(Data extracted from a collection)
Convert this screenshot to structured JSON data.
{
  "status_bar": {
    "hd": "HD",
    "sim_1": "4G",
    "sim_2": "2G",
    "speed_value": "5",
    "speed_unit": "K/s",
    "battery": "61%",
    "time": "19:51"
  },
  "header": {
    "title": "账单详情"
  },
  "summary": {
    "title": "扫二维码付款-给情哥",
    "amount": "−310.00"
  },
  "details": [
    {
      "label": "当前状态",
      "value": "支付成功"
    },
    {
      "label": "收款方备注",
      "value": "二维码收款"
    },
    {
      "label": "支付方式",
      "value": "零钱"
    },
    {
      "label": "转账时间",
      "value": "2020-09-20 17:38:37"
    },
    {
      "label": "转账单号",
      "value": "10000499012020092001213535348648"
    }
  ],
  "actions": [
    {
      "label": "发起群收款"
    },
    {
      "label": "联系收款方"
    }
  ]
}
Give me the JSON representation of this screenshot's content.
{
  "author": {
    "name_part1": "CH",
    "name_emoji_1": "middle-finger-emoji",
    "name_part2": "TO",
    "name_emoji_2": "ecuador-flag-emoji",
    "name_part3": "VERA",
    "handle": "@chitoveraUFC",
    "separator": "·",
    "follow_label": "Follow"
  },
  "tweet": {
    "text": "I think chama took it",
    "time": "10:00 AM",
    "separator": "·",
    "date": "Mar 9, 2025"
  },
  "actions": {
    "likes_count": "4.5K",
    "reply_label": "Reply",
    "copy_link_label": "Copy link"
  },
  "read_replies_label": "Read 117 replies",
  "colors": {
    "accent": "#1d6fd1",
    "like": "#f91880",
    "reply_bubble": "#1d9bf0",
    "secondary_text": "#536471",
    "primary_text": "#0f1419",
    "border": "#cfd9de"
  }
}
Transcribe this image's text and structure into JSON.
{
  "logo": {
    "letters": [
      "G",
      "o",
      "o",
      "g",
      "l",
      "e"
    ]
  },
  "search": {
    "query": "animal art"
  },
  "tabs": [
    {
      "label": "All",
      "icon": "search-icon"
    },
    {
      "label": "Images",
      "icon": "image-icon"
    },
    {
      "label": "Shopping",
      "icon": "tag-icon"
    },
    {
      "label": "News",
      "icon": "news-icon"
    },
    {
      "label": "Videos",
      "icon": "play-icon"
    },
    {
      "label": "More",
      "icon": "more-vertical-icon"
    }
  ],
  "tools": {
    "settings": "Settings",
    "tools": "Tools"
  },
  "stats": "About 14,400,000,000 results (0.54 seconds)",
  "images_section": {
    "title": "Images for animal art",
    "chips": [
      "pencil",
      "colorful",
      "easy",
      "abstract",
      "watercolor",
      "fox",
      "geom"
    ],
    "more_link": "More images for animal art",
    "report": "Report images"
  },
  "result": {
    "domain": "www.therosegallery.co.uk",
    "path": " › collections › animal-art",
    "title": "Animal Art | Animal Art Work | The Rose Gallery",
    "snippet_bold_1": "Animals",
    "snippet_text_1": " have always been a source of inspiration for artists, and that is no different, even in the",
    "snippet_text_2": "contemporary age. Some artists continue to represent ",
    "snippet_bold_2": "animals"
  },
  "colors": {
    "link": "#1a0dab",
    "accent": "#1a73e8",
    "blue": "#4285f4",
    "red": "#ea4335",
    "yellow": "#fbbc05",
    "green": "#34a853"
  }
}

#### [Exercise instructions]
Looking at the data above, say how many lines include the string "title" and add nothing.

#### [Reply]
4